Is Egyptians’ attitude better than British one?

COPY of pre-blog email, with my emphases .:

At a ladies’ regular house gathering in a village near Guildford, guest speaker ‘H’ was eloquently forthright about the situation here in comparison with her homeland of Egypt.  There ordinary Muslims would expect Christians to be as fervent as they are in their faith.

 [I’m only too aware of the current persecution of our Coptic brethren, possibly because that’s where the Muslim Brotherhood took root and which is pressing for political power in the event of President Mubarak’s demise. One of its martyred leaders is regarded as the founding father of modern jihad and its deeply doctrinaire targeting on all fronts of America and Europe.

[Update: see Robert Spencer; Egyptian Copts overwhelmed by “anxiety and fear”, see Muslim Brotherhood government as “worst in memory” – 14 Oct 2012] 

You may recall my having quoted Miracles Among Muslims by Christine Darg. So, it was good to hear ‘H’ say over a million Egyptian Muslims secretly believe in Jesus and that Middle Eastern believers are migrating to the relatively more tolerant Egypt. [NB: 2 years ago!]

‘H’ mentioned the Lord had advised her not to regard outward events as being of His will but to look for His redemptive plan for nations.  Thus, she gained insight into the Isaiah 19 prophecy regarding Egypt, Israel and Assyria (ie Iraq) – which is also a  pillar for Canon Andrew White’s reconciliation work in Baghdad, Jerusalem and Cairo!!  [See previous post.]

Perhaps the serendipitous references to this scripture came in answer to my thoughts upon Acts 1:6-7?  When answering the disciples’ query on restoring the kingdom to Israel, could Jesus have had in mind Father’s strategy to fulfil that prophecy??  What do you think, my friend?  Some teach that Jesus rebuked them because they were mistaken about God’s purposes.

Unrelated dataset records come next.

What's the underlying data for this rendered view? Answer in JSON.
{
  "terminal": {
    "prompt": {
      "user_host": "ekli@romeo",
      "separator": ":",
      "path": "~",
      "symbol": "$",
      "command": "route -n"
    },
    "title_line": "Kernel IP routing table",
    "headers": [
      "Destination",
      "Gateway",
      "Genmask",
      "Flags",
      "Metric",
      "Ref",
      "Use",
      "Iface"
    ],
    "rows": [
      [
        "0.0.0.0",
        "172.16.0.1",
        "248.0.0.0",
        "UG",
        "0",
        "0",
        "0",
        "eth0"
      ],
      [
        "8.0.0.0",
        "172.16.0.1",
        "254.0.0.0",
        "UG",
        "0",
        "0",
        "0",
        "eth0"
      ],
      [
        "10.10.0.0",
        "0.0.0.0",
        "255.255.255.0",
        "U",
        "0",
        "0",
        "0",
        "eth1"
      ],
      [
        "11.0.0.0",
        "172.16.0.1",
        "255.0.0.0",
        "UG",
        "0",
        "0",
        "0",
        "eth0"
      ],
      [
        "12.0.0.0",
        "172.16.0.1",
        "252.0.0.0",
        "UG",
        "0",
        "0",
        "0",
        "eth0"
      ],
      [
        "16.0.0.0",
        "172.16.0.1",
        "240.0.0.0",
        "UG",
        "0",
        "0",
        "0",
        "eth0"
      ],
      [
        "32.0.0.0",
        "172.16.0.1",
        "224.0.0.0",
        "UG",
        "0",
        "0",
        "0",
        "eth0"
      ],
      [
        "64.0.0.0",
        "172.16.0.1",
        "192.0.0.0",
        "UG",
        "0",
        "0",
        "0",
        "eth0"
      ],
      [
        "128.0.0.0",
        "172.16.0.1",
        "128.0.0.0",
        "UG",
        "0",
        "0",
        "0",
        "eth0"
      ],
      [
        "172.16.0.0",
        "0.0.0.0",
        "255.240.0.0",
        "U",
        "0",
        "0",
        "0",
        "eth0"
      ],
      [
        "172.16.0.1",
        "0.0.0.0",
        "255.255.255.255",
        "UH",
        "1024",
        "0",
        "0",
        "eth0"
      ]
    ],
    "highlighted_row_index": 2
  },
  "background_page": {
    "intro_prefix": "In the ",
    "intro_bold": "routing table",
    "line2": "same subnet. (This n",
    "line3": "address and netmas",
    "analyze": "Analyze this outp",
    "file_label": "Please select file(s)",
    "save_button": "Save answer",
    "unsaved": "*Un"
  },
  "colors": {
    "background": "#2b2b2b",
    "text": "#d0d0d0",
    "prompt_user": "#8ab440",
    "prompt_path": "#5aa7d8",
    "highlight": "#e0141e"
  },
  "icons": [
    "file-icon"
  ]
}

But surely Jesus would have explicitly said so? 

Let’s remember when He upset them by saying He was going away to prepare a place for them in Father’s house, He explained: “Were it not so I would have told you” (John 14.2).  Surely, Jesus would have applied that same teaching principle when answering their question about Israel’s future, wouldn’t He?  

Jesus’ answer was not an emphatic “No” but rather a “Not yet and it’s not for me to say – I have a something else for you”.

Meanwhile, let’s take our stand…


Encouraging news from Iraq

COPY of pre-blog email (see About):


News just in from Canon Andrew White will interest those concerned over the murderous persecution of believers in Iraq. Please see his email below (unable to copy to blog) and my introductory notes if you’re unfamiliar with his mission. 

Although having MS, he’s one of a tiny handful of people trusted by virtually every side of the complex Middle East, Andrew’s been deeply involved in the rebuilding of Iraq. 

His first-hand experience with Al-Qua’ida, however, shows they’re

“…impossible to engage with at any level…because they are set only on killing and maiming in the name of god”!


After having watched Andrew’s interview on dvd Finger of God, Nina and I read his most absorbing The Vicar of Baghdad. Reading his involvement with the 39-day siege of the Church of the Nativity in Bethlehem ‘coincidentally’ fitted well with the start of our home fellowship’s study of the Book of Ruth, as it’s based in that famous town. 

About 10 yrs ago Andrew White his personal contacts with Yasser Arafat and Israeli PM Ariel Sharon bore fruit in their joint approval to the wording of a draft declaration against violence in the name of religion.  This was then put to religious leaders of all three Holy Land faiths and through exhausting discussions agrement was reached, with difficulties coming from Christians(!!), who “often feel they have to be even more Palestinian that the Muslims, to show how committed they are to the cause” (RB’s emphasis) on top of “rivalries and tensions between different denominations”!!

The outcome in Jan 2002 was The Alexandria Declaration, out of which a large number of other initiatives have arisen despite continual violence.  He writes, “The sticking points were not theological but political”. 

Elsewhere, on Iraq he writes,

“…but then unexpectedly the hope of Resurrection breaks though…  The Spirit and the glory of God are here…and are filling the atmosphere with the presence of the Lord. He is working in our world and I believe that the Middle East is the centre of his purposes. The more I have worked in this region, the more I have come to see that it is God who is in control (my emphasis)…I have come to realize that what is happening in the physical realm is often just a manifestation of what is happening in the spiritual realm.”

A marvellous story, so you may wish to join in praying for our persecuted brethren…